On a clear day you can see forever…the challenge for leaders is how to interpret what you see when you get to the top floor and start looking around.  It’s not enough to be there looking.  Leaders are tasked with being able to categorize, communicate and change according to what they see.

I am sure you’ve hear the mantra, especially in ministry, that “you have to meet people where they are.”  It’s wise to try and do so.  But how do you figure out where people “are?”  One of the first things leaders ought to do is to understand the culture that influences those entrusting themselves to your leadership.  That requires being able to do a cultural analysis:  to be able to identify assumptions, values, artifacts and symbols that influence those you are trying to serve.  THAT’S taking “where they are” very seriously.  For ecclesial leaders, that also means being able to take one cultural analysis and overlay it on the culture that is to be created by living the Gospel.  Then it becomes possible to see the areas of congruence and of challenge and confrontation…the places where conversion is called for.

Along with categorizing through the lens of cultural analysis, leaders need to hone the skill of clarity:  clarity of content, clarity with messaging, clarity with emotions and assuring clarity from the side of the receivers.  To share what you see from the top-floor view such that it has the capacity to influence decisions and direction requires clarity in communication.  What skills does this require of leaders?  Humility and courage.  But not the kind of humility you are first thinking…leaders need humility to admit what they do not know and thus to commit to be a continuous learner. Clarity comes with knowledge and understanding.  Humble leaders know that’s always more of that to gather in and use.

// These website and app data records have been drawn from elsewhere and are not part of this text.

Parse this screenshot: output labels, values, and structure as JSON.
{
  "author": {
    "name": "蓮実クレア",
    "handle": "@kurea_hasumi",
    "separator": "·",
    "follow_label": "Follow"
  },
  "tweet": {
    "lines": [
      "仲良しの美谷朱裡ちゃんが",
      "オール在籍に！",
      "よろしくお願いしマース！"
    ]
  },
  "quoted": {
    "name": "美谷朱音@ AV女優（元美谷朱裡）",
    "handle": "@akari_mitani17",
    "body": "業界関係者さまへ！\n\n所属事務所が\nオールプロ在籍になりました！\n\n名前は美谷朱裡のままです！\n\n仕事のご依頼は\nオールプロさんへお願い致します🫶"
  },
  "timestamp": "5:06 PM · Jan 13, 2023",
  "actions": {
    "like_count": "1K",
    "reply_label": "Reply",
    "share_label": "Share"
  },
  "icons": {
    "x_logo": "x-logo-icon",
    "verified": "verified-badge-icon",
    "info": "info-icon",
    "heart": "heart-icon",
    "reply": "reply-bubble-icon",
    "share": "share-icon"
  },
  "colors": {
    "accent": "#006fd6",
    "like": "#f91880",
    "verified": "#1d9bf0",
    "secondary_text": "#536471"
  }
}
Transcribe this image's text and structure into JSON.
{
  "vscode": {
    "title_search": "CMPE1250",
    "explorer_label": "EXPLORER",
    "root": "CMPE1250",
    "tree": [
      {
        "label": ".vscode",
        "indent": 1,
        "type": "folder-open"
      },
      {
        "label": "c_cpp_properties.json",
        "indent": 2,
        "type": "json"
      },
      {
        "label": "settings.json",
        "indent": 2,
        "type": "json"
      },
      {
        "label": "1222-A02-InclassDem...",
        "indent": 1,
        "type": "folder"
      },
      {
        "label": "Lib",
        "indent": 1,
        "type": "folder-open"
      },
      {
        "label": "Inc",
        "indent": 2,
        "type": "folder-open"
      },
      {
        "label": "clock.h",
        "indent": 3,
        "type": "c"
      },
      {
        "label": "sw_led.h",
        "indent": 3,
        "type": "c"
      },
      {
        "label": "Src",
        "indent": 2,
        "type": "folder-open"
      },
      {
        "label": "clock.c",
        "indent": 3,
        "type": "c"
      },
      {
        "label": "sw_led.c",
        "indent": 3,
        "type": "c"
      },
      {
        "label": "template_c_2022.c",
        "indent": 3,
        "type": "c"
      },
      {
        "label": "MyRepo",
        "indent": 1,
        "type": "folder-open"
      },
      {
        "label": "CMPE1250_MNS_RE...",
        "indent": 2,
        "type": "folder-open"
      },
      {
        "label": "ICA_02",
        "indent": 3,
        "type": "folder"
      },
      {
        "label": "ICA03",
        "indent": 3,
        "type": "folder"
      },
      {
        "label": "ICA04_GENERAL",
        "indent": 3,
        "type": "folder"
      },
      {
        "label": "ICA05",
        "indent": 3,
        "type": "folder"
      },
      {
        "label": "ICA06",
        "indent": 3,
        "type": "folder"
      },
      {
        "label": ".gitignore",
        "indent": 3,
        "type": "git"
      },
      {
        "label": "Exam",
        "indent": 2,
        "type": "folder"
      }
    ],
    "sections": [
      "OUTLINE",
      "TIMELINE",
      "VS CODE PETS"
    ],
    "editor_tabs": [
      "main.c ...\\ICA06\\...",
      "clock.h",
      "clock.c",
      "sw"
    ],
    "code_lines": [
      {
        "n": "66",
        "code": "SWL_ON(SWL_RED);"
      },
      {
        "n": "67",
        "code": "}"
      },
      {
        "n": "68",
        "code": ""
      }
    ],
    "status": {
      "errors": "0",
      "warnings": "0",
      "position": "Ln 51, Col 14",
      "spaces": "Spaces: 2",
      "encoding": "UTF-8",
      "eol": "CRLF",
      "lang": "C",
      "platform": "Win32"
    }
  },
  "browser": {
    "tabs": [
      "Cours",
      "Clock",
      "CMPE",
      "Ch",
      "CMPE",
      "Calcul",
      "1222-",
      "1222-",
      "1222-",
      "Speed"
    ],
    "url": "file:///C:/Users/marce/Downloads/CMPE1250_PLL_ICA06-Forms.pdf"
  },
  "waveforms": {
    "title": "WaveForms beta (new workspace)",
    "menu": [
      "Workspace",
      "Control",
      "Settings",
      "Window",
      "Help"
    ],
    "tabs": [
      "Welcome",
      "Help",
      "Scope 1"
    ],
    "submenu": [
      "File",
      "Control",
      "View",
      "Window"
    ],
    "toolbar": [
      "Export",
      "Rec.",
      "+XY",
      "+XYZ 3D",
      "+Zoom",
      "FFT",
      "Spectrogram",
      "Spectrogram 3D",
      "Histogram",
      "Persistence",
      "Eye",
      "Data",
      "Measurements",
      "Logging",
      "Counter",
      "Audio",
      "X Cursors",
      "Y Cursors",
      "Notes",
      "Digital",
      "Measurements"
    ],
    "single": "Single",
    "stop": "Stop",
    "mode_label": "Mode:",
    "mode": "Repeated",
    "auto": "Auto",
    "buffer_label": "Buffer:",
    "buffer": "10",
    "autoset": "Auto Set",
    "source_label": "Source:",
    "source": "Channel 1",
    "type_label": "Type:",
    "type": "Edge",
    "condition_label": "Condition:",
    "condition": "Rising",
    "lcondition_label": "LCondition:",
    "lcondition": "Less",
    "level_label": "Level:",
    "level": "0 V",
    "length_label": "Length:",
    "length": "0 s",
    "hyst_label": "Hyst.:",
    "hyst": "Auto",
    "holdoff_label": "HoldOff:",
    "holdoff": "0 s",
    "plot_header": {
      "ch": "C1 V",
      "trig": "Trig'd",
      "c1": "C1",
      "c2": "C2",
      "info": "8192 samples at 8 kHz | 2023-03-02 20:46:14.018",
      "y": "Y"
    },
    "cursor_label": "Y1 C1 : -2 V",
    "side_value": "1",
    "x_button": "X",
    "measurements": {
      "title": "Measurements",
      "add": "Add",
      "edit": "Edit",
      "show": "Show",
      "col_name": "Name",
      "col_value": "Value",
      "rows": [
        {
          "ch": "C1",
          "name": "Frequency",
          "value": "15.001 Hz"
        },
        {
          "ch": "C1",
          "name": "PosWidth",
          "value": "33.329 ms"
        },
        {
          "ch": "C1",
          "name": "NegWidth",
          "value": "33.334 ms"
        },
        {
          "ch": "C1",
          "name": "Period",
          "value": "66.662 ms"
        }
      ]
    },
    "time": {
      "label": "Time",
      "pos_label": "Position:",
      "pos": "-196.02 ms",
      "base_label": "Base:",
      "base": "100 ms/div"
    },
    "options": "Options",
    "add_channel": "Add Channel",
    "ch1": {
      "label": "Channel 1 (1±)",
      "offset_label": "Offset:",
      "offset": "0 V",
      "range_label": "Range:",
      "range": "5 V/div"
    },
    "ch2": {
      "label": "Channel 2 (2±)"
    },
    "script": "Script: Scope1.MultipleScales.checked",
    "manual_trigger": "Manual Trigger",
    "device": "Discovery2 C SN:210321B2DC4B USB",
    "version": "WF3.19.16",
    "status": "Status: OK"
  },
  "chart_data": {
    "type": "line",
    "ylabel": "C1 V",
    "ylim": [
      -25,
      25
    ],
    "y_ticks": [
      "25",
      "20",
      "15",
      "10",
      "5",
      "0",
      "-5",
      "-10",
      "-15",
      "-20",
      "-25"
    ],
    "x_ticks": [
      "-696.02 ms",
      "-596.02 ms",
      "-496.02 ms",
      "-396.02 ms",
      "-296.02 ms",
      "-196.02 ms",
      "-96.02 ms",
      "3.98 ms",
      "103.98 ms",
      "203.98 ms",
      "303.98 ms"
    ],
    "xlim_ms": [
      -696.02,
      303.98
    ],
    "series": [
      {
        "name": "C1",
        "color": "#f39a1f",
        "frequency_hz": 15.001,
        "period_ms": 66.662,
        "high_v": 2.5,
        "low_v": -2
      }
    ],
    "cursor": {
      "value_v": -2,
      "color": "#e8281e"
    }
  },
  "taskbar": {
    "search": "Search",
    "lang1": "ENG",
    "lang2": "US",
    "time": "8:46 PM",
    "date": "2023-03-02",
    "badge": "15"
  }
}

It’s also not the kind of courage you may be thinking.  Leaders need a specific kind of courage: emotional.  This means leaders committed to clarity are also committed to knowing what the feelings are in any given situation:  theirs and others.  They commit to identifying their own emotions in such a way that their emotions serve clarity in communication.  You all know when emotions have created foggy communication:  you know the leader is mad, sad, irritated, frustrated, exhausted, or overburdened because you get half-responses, directions without details, or you get an emotion-laden outburst that no one knows how to respond to.  A commitment to clarity is a commitment to emotional courage…for leaders and for those being led.  Since emotion drives behavior, this is critical.

Finally, leaders need to be able to lead change, and ecclesial leaders need to be adept at this, because following Jesus is a journey of constant conversion.  Leading change needs skill sets in the area of passion (yes, passion is a skill!), more emotional courage, and skills that foster persistence.

On a clear day you can see forever, but if leaders cannot interpret, communicate and lead change based on what they see, then the trip to the top-floor was simply a field trip to enjoy the view.  If you are feeling encouraged and challenged to hone these skills, see what we have to offer and contact us.  Remember, what got us here cannot get us to the “there” Jesus desires…so choose to learn new ideas and skills to bolster your leadership.  Jesus expects it and His Body desperately needs it.

Share this post

Share on facebook
Share on twitter
Share on print
Share on email